Lawyers representing a former Algerian soldier who was deported from Spain despite the risk he would be tortured in his home country have filed suit against Madrid at the United Nations.

Mohamed Benhalima, 32, fled Algeria in 2019 after taking part in the Hirak protest movement that ousted the North African country’s longtime president Abdelaziz Bouteflika that year.

He was detained in Spain in March and deported on grounds he allegedly participated in “activities contrary to public security or which may be harmful for Spanish relationships with foreign states”, his lawyer told AFP at the time.

Algiers had issued an international warrant for his arrest accusing him of belonging to outlawed Islamist group Rashad.
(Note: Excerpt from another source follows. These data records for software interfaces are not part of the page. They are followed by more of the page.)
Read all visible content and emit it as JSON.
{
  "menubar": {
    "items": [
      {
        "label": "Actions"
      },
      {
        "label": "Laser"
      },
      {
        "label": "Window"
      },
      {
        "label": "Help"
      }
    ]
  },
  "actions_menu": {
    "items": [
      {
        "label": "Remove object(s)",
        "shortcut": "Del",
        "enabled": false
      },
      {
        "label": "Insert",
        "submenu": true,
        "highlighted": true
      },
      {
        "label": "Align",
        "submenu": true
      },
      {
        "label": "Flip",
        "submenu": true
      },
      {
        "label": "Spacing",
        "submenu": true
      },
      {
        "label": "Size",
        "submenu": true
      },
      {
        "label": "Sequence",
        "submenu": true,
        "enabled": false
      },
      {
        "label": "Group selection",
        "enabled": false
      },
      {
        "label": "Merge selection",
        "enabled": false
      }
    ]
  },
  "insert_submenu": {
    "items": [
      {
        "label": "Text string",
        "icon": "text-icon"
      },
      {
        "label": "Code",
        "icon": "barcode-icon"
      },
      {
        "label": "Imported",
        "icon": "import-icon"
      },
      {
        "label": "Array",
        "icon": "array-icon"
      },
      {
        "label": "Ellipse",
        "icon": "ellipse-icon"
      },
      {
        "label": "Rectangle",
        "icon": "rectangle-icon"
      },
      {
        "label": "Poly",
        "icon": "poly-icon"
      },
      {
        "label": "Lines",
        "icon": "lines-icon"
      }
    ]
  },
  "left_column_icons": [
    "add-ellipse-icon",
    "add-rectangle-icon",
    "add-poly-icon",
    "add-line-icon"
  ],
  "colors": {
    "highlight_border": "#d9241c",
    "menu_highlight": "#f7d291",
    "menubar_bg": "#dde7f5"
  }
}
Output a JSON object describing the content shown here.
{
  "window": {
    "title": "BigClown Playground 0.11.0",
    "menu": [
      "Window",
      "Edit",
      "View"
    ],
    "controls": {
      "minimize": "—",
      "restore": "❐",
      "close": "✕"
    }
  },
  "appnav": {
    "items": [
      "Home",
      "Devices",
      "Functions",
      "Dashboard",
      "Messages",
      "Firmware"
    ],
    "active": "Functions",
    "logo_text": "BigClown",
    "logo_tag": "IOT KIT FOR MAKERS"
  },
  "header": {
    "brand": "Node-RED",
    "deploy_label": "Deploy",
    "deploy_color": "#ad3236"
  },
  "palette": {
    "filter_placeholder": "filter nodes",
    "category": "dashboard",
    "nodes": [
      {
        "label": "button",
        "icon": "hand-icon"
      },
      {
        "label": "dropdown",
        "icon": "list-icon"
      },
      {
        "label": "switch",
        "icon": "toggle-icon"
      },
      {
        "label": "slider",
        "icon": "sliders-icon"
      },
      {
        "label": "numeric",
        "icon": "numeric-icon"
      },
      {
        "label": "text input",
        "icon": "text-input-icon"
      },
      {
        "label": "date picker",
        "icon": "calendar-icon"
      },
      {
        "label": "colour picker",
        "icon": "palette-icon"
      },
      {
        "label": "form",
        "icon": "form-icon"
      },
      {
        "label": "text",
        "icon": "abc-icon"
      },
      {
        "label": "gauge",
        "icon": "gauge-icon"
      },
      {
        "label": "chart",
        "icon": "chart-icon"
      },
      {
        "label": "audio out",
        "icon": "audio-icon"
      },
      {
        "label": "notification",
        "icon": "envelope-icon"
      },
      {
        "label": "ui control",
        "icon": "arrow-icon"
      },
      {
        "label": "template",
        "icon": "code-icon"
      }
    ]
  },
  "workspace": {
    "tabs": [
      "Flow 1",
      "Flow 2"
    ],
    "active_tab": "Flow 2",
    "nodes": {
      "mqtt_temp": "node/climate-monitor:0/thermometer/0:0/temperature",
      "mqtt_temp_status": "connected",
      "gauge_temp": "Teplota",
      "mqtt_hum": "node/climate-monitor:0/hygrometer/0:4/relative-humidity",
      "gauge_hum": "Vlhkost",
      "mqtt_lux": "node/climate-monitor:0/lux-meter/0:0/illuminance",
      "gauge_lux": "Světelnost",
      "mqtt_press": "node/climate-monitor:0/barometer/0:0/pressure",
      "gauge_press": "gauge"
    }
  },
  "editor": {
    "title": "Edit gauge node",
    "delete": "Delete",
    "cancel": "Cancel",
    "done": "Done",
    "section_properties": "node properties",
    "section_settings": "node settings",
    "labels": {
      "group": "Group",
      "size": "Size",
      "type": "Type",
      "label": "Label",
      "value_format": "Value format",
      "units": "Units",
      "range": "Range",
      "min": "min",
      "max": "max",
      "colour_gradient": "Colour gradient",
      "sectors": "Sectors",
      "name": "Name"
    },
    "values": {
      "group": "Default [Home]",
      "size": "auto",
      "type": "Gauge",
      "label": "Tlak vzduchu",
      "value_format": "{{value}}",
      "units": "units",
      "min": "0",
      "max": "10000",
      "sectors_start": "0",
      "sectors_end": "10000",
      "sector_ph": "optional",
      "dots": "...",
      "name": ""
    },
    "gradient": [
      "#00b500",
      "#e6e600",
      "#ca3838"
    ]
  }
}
He is currently serving a 10-year jail term in Algeria for rebellion.

Earlier this month, his Spanish legal team filed a complaint against Spain over his extradition at the UN Committee against Torture.

“The government of Spain manoeuvred surreptitiously to obtain the return of Mr. Benhalima despite the risk of torture that he could suffer in Algeria,” said the complaint, a copy of which was seen by AFP on Thursday.

Spanish law “prohibits the extradition of any person not only in case of risk of torture or ill-treatment but also in case of risk of execution of the death penalty”, it said.

His extradition from Spain was criticised by rights group Amnesty International, which described him as a “whistle-blower”.

Founded in 2000, the UN panel works to hold states accountable for human rights violations and pushes them to investigate reports of torture in order to stop and prevent such crimes.

It is made up of 10 independent experts whose reports are not binding.

“What we are asking is that Spain open an investigation into what sort of interest it could have in extraditing Benhalima in such a crude way,” Alejandro Gamez, one of his lawyers, told AFP.

Benhalima’s extradition came shortly after Madrid reversed its decades-long neutral stance on the Western Sahara conflict to end a spat with Morocco.

In a U-turn, Spain in March publicly backed Morocco’s autonomy plan for the disputed region — infuriating Algeria which has long backed the Polisario Front, Western Sahara’s independence movement.